Corresponding author

Correspondence to Ozge Kurmus.

Ethics declarations

Ethics approval and consent to participate

Not applicable (This is a “letter to the editor”).

Consent for publication

Not applicable.

Competing interests


Additional information

Publisher’s Note

Springer Nature remains neutral with regard to jurisdictional claims in published maps and institutional affiliations.

Rights and permissions

Open Access This article is licensed under a Creative Commons Attribution 4.0 International License, which permits use, sharing, adaptation, distribution and reproduction in any medium or format, as long as you give appropriate credit to the original author(s) and the source, provide a link to the Creative Commons licence, and indicate if changes were made. The images or other third party material in this article are included in the article's Creative Commons licence, unless indicated otherwise in a credit line to the material. If material is not included in the article's Creative Commons licence and your intended use is not permitted by statutory regulation or exceeds the permitted use, you will need to obtain permission directly from the copyright holder. To view a copy of this licence, visit The Creative Commons Public Domain Dedication waiver ( applies to the data made available in this article, unless otherwise stated in a credit line to the data.

Reprints and Permissions

About this article

Verify currency and authenticity via CrossMark

Cite this article

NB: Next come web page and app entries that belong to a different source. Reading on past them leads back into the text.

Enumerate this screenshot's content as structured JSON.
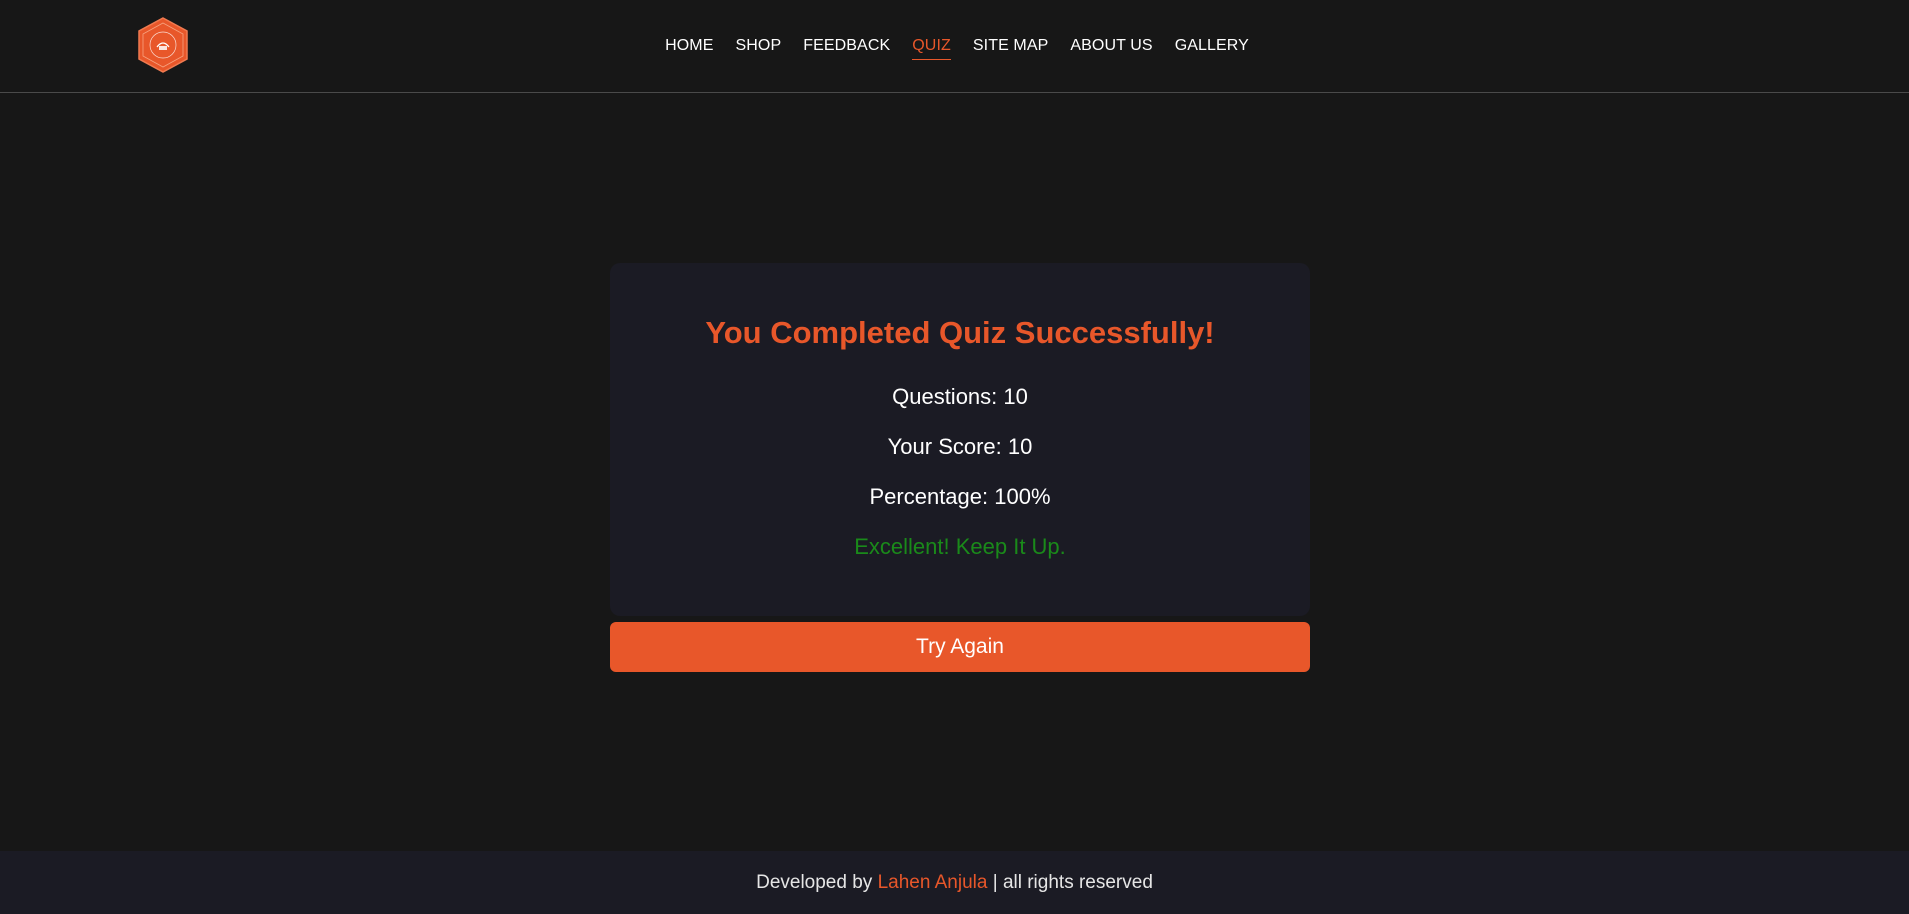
{
  "header": {
    "logo_icon": "hexagon-badge-logo-icon",
    "nav": [
      {
        "label": "HOME"
      },
      {
        "label": "SHOP"
      },
      {
        "label": "FEEDBACK"
      },
      {
        "label": "QUIZ",
        "active": true
      },
      {
        "label": "SITE MAP"
      },
      {
        "label": "ABOUT US"
      },
      {
        "label": "GALLERY"
      }
    ]
  },
  "result": {
    "title": "You Completed Quiz Successfully!",
    "questions_label": "Questions: ",
    "questions_value": "10",
    "score_label": "Your Score: ",
    "score_value": "10",
    "percentage_label": "Percentage: ",
    "percentage_value": "100%",
    "remark": "Excellent! Keep It Up.",
    "try_again_label": "Try Again"
  },
  "footer": {
    "prefix": "Developed by ",
    "developer": "Lahen Anjula",
    "suffix": " | all rights reserved"
  },
  "colors": {
    "accent": "#e8572a",
    "background": "#171717",
    "card": "#1b1b24",
    "success": "#1a8a1a"
  }
}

Kurmus, O., Aslan, T., Eren, M. et al. Discordant serum lipid parameters. Lipids Health Dis 20, 10 (2021).

Download citation